The hate messaging in recent years is as vicious — even worse — than the [Yasir] Arafat days. We’ve seen children ‎on Palestinian television repeating a poem that says, “My enemy Zion is Satan with a tail.” Recently, a boy on ‎Palestinian television read a poem with the words, “Oh you [Jews] who murdered Allah’s pious prophets, you have ‎been condemned to humiliation and hardship. Sons of Zion, most evil among creation, barbaric apes and wretched ‎pigs.” In the past, they denied Israel’s existence. Now children compare Jews to apes and deny the humanity of Jews.‎

Has anything you have heard surprised you?‎

There was a positive surprise in September when an article in the official newspaper of the Palestinian Authority ‎praised the employment policies and ethical behavior of Israelis who employ Palestinians in the West Bank. It said ‎that whenever Palestinian workers have an opportunity to work for Israelis, they are quick to quit their jobs with ‎Palestinian employers. And it said the only cases in which a Palestinian worker does not receive the salary his ‎employer promised is when the middleman was a Palestinian.‎

What is the most shocking thing you have heard?‎

In the last four months, official Palestinian Authority media repeated three of the most infamous blood libels that ‎have led to the deaths of hundreds of thousands of Jewsthroughout history. During the Gaza war, the official ‎Palestinian Authority daily wrote: “Israel’s God demands, according to the Protocols of the Elders of Zion, that they ‎offer him sacrifices during Passover of matzah made from the blood of our children.”‎ ‎In addition, they accused Israel of injecting poison into the water wells in Gaza during the war.‎

What response has your work generated?‎

We present this material to governments throughout the world and we work closely with the Israeli government, ‎meeting with the prime minister’s office quarterly for the last five years. We also brief members of many country’s ‎parliaments, as well as members of Congress.

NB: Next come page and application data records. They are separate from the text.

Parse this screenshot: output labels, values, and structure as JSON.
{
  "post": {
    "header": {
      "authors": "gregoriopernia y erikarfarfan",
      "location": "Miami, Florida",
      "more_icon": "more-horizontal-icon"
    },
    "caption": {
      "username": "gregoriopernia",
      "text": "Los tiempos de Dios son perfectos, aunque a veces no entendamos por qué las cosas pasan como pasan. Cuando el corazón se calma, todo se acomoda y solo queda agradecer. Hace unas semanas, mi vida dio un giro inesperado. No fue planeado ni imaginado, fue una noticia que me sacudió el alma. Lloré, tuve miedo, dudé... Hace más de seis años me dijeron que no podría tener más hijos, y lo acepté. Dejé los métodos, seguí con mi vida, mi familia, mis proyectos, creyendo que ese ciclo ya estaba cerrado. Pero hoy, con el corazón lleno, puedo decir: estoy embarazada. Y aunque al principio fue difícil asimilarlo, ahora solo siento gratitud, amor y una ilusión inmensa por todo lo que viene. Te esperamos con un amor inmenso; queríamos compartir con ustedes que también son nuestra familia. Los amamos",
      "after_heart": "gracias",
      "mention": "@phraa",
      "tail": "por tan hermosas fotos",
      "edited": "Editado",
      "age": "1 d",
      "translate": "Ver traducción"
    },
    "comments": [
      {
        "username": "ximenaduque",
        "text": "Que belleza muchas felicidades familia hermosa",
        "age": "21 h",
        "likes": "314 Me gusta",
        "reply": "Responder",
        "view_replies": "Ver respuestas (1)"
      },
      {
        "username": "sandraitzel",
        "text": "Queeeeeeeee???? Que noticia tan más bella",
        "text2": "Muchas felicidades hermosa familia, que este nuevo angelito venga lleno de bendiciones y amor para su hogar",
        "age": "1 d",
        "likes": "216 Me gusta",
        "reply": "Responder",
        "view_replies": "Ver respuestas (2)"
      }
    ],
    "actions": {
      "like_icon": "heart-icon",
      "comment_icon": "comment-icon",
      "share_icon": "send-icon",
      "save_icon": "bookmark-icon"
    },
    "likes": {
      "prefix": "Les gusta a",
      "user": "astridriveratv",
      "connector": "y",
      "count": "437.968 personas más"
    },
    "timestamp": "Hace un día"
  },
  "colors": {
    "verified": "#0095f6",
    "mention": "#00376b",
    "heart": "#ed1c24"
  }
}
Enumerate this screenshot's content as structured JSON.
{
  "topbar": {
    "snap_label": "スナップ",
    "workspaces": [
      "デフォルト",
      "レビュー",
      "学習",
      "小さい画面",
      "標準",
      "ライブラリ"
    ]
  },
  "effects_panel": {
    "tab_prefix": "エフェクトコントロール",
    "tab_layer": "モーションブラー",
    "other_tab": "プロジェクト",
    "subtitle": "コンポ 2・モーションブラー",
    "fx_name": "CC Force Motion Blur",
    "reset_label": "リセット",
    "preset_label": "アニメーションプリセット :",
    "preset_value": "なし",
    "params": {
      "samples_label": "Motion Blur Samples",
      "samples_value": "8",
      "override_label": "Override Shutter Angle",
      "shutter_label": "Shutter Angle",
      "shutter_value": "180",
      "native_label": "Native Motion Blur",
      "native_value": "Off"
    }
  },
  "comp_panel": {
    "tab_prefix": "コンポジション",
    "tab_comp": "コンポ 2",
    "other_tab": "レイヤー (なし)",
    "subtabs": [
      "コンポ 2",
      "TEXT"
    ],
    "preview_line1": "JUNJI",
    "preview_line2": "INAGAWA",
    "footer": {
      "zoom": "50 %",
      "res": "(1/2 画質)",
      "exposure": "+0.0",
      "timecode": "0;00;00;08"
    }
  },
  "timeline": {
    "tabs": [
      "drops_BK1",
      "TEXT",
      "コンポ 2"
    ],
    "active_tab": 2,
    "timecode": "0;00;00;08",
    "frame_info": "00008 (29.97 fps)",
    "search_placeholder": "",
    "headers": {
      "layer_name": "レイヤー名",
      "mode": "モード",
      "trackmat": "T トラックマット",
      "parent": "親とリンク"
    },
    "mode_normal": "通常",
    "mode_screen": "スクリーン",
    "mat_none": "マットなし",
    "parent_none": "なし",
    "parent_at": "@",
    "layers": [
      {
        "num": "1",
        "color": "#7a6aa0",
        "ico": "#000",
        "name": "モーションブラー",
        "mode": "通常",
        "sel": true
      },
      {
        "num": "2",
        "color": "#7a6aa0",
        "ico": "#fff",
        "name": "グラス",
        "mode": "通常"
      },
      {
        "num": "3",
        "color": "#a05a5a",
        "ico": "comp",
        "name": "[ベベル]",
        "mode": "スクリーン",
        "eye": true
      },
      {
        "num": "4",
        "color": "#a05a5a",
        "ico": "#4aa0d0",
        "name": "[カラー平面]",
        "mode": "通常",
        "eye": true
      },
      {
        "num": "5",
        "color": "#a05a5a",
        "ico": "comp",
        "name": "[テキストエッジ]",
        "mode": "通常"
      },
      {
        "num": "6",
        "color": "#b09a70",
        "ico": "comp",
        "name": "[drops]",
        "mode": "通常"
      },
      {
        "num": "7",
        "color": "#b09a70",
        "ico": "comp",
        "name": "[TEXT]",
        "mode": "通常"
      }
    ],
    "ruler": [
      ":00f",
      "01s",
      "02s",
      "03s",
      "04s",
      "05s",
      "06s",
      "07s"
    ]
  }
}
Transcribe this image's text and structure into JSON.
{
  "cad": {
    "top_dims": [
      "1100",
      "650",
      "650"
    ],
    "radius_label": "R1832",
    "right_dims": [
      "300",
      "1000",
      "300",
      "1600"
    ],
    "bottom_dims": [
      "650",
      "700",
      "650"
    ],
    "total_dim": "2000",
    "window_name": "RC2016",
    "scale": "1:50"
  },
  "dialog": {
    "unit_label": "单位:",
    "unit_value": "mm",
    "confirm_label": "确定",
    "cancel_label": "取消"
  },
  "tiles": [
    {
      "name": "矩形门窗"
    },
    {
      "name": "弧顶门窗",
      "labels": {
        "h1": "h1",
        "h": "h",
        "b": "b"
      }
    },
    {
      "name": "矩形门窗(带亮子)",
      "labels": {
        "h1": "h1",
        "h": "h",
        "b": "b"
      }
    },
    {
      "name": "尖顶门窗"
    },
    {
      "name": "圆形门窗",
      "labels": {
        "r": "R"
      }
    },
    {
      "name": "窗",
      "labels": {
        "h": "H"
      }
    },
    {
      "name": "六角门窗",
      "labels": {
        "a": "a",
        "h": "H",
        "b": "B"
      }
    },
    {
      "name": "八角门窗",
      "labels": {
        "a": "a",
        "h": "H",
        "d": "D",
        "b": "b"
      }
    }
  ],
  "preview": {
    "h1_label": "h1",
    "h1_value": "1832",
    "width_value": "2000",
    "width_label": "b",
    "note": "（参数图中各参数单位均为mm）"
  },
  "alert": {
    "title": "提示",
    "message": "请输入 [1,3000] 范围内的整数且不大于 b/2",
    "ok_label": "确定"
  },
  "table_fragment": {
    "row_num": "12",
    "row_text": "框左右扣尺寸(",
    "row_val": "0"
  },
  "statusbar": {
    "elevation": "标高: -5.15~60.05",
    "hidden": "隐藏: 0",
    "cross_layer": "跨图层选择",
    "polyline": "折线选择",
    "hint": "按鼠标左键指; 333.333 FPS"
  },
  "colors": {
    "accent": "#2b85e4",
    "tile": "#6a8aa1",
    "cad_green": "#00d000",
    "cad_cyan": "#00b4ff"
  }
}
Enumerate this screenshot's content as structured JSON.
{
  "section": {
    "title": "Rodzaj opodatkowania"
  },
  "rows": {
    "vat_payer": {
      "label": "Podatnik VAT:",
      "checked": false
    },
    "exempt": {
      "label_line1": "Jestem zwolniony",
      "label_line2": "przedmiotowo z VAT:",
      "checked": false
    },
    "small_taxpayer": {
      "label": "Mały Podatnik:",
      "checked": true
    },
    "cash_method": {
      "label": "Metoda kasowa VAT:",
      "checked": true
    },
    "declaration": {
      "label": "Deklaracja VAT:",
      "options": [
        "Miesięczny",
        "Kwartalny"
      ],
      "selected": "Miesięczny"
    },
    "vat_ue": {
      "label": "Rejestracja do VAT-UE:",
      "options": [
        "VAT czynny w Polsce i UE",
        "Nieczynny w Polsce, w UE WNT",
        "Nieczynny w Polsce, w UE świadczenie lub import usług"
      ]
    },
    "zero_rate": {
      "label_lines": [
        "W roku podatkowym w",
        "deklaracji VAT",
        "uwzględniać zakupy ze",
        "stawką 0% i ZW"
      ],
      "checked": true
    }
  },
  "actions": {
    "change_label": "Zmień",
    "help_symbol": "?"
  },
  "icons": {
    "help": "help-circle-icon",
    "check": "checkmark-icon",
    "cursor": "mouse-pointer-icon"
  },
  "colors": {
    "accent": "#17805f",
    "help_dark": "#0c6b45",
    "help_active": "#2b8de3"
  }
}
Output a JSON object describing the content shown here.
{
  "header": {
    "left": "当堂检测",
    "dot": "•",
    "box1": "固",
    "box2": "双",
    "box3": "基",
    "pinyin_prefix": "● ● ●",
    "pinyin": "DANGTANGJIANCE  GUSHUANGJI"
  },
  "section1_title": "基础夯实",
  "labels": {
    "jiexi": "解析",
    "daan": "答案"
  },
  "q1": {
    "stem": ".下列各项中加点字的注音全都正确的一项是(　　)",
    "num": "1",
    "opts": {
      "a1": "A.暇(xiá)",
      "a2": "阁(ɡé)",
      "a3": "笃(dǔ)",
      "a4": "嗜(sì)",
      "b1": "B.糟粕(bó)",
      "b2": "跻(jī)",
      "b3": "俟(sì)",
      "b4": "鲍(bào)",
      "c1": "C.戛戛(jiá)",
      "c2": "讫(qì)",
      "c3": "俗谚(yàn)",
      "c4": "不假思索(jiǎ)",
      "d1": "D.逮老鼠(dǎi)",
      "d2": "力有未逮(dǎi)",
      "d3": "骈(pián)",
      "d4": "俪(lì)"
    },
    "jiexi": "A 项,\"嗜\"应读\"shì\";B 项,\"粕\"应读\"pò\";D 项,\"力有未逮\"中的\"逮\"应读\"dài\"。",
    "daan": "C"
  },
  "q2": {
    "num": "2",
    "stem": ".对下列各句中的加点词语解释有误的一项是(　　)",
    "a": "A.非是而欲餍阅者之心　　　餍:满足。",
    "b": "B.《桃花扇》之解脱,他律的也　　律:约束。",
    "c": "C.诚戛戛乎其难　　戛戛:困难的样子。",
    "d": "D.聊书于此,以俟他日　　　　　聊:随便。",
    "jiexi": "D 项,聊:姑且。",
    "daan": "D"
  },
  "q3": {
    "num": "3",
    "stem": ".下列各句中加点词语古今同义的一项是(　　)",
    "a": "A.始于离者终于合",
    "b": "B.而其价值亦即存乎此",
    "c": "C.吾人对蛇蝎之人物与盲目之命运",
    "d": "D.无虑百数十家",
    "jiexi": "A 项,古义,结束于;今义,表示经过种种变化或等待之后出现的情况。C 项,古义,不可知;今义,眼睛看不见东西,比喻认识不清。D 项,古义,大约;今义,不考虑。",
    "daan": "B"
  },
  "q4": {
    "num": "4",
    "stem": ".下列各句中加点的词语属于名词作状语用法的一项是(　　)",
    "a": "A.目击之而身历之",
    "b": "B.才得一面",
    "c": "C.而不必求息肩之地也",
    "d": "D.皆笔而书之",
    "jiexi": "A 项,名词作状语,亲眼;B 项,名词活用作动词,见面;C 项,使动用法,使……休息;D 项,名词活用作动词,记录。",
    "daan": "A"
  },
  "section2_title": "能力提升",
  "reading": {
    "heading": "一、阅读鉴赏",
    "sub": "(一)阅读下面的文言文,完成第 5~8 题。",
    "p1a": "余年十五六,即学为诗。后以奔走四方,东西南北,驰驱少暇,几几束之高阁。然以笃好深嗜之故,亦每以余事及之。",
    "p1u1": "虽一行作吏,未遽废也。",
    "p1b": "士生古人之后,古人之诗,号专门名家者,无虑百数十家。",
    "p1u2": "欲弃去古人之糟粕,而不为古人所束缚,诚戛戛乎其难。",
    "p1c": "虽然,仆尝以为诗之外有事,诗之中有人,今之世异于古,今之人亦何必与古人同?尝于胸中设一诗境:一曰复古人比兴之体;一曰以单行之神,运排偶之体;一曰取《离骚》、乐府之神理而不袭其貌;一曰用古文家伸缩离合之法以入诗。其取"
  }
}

A f
ew years ago, we recommended six changes in American anti-terror ‎funding laws. Five were passed a few weeks later and the sixth was partially accepted.‎